» THE PROBLEM
Look through the lines below and extract each one that contains "Local".

[Items from an interface collection]
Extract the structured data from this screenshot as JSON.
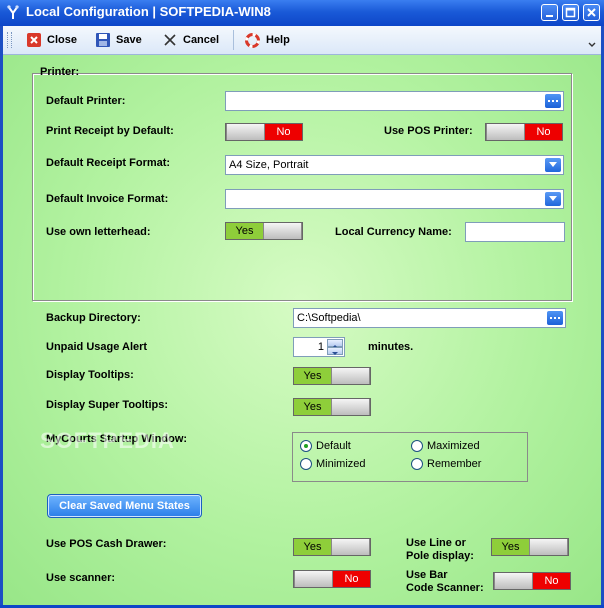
{
  "window": {
    "title": "Local Configuration  |  SOFTPEDIA-WIN8",
    "watermark": "SOFTPEDIA"
  },
  "toolbar": {
    "close_label": "Close",
    "save_label": "Save",
    "cancel_label": "Cancel",
    "help_label": "Help"
  },
  "printer_group": {
    "title": "Printer:",
    "default_printer_label": "Default Printer:",
    "default_printer_value": "",
    "print_receipt_label": "Print Receipt by Default:",
    "print_receipt_value": "No",
    "use_pos_printer_label": "Use POS Printer:",
    "use_pos_printer_value": "No",
    "receipt_format_label": "Default Receipt Format:",
    "receipt_format_value": "A4 Size, Portrait",
    "invoice_format_label": "Default Invoice Format:",
    "invoice_format_value": "",
    "letterhead_label": "Use own letterhead:",
    "letterhead_value": "Yes",
    "currency_label": "Local Currency Name:",
    "currency_value": ""
  },
  "general": {
    "backup_label": "Backup Directory:",
    "backup_value": "C:\\Softpedia\\",
    "unpaid_label": "Unpaid Usage Alert",
    "unpaid_value": "1",
    "unpaid_unit": "minutes.",
    "tooltips_label": "Display Tooltips:",
    "tooltips_value": "Yes",
    "super_tooltips_label": "Display Super Tooltips:",
    "super_tooltips_value": "Yes",
    "startup_label": "MyCourts Startup Window:",
    "startup_options": [
      "Default",
      "Maximized",
      "Minimized",
      "Remember"
    ],
    "startup_selected": "Default",
    "clear_button_label": "Clear Saved Menu States",
    "cash_drawer_label": "Use POS Cash Drawer:",
    "cash_drawer_value": "Yes",
    "line_display_label_1": "Use Line or",
    "line_display_label_2": "Pole display:",
    "line_display_value": "Yes",
    "scanner_label": "Use scanner:",
    "scanner_value": "No",
    "barcode_label_1": "Use Bar",
    "barcode_label_2": "Code Scanner:",
    "barcode_value": "No"
  },
  "colors": {
    "title_bar": "#1a5ad8",
    "toggle_yes": "#8ece3a",
    "toggle_no": "#ee0000",
    "background": "#b2f2a0"
  }
}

» RESULT OF THIS TASK
    "title": "Local Configuration  |  SOFTPEDIA-WIN8",
    "currency_label": "Local Currency Name:",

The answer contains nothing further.